  • Space Station:
    • Friendly ones of varying types are encountered frequently, where the player can repair and resupply their ship.
    • EGA Trek adds hostile Mongol bases that serve as immobile Elite Mooks.
  • Stone Wall:
    • Vandal ships in EGA Trek never move, and they don't attack the player's vessel, but they No-Sell any torpedo attacks (due to a Cloaking Device), and generally require much more laser energy damage to destroy than standard Mongol battleships or even Commander vessels can take in the same game.
    • Allied Union starbases in EGA Trek serve the same function — if the player docks with one while in combat with Mongol warships in the sector, its shields will then protect the Lexington from return fire, although the starbase itself is still an obstacle to torpedo shots aimed at the enemy.

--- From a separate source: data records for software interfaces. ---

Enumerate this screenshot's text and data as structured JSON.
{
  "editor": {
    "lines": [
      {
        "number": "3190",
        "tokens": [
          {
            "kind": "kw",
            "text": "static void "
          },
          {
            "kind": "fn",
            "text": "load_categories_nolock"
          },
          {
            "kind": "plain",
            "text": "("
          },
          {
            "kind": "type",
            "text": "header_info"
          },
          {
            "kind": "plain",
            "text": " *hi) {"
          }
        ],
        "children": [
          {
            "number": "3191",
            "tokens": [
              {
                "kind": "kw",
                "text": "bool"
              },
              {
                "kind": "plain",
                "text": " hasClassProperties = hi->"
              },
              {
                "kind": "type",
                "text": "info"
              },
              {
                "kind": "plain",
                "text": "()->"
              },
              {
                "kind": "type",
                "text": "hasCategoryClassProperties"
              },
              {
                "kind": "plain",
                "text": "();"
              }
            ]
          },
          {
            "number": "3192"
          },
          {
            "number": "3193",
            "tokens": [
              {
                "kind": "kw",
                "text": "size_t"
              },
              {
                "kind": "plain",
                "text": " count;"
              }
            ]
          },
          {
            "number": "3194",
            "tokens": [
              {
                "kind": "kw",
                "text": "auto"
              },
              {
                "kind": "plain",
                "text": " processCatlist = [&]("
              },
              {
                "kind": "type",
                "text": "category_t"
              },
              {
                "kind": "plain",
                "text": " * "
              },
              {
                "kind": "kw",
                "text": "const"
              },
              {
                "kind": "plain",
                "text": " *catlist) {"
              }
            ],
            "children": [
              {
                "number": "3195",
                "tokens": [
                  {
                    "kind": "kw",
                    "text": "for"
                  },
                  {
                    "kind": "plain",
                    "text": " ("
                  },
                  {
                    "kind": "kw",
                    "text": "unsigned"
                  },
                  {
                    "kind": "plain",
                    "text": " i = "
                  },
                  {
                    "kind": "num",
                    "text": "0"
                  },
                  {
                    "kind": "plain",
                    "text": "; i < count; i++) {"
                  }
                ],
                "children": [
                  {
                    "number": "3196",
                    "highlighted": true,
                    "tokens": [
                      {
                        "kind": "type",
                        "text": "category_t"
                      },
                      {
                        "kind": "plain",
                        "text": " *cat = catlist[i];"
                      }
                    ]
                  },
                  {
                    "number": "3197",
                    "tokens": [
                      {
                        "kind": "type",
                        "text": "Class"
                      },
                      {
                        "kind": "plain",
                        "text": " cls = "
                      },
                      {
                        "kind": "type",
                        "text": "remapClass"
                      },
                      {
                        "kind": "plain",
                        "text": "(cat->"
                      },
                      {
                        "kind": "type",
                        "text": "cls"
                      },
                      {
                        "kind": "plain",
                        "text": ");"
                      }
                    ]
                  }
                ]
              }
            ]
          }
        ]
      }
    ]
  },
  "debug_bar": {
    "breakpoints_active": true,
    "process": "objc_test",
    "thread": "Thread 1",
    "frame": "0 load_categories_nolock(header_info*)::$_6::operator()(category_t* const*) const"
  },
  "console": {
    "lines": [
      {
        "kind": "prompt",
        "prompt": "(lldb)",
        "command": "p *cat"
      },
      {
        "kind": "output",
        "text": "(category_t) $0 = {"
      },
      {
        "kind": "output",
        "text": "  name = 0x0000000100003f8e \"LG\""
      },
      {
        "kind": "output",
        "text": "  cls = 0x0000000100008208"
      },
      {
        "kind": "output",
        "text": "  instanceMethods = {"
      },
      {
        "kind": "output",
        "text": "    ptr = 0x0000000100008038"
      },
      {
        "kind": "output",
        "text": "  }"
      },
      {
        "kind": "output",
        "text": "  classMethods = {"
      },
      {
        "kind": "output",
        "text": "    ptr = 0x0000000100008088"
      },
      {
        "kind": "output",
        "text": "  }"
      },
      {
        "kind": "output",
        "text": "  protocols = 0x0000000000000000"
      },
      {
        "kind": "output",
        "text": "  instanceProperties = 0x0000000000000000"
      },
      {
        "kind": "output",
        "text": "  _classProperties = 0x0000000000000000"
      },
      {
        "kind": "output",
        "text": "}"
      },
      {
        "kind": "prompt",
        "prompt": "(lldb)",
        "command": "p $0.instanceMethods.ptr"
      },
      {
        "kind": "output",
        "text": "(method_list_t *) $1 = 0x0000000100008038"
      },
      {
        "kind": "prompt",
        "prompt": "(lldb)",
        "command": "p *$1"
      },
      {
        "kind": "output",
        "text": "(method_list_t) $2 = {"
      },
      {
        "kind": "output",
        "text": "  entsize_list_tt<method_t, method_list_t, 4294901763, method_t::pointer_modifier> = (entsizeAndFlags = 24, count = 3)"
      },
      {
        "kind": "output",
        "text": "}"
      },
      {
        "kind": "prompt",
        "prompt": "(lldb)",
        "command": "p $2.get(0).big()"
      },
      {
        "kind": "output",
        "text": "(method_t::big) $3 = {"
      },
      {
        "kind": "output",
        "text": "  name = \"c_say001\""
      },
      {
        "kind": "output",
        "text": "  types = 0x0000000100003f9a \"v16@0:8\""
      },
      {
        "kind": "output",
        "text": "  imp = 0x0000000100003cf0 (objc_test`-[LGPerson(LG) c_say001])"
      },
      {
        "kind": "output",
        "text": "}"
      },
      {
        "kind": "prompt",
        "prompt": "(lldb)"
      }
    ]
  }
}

  • Underground Monkey:
    • EGA Trek had a variety of Palette Swapped "Mongol" ships as Elite Mooks, scout ships or supply vessels.
    • EGA Trek also had the possibility to explore planets, sending either a landing party either via transporter or shuttlecraft to get the stuff detected by the Lexington's sensors. These attempts can frequently end in failure, as the landing party would often be attacked, resulting in the loss of crew members and no beneficial resources gained.
    • Supertrek has a use of shuttlecraft where you would mine for dilithium crystals on planets. This was an alternative to refueling at a starbase.
    • Supertrek also had Romulans that were more of a nuisance than a threat. If you entered a Romulan quadrant, they'd simply politely ask you to leave. They didn't attack unless you attacked them first. And their attacks were weak.
  • Unrealistic Black Hole: Zigzagged; black holes will redirect torpedoes that come near them onto random vectors, but energy weapons can be fired through them unaffected, and if the player's ship enters one, it may get harmlessly ejected into a random quadrant, or just destroyed outright. In some versions, the player can actually generate black holes for various reasons, such as covering a quadrant with them when the Death Ray from EGA Trek misfires.
  • Video Game Caring Potential: Later versions of the game, like EGA Trek, feature weaker enemy ships (generally supply ships) that will surrender once damaged to minimal health instead of stubbornly fighting to the death.
  • We Have Reserves: Higher difficulty levels (usually "Admiral") can allow the random (if rare) appearance of Klingon, Mongol, etc. reinforcements as the game progresses. Even if they show up on the other side of the quadrant map, you still Gotta Kill Them All.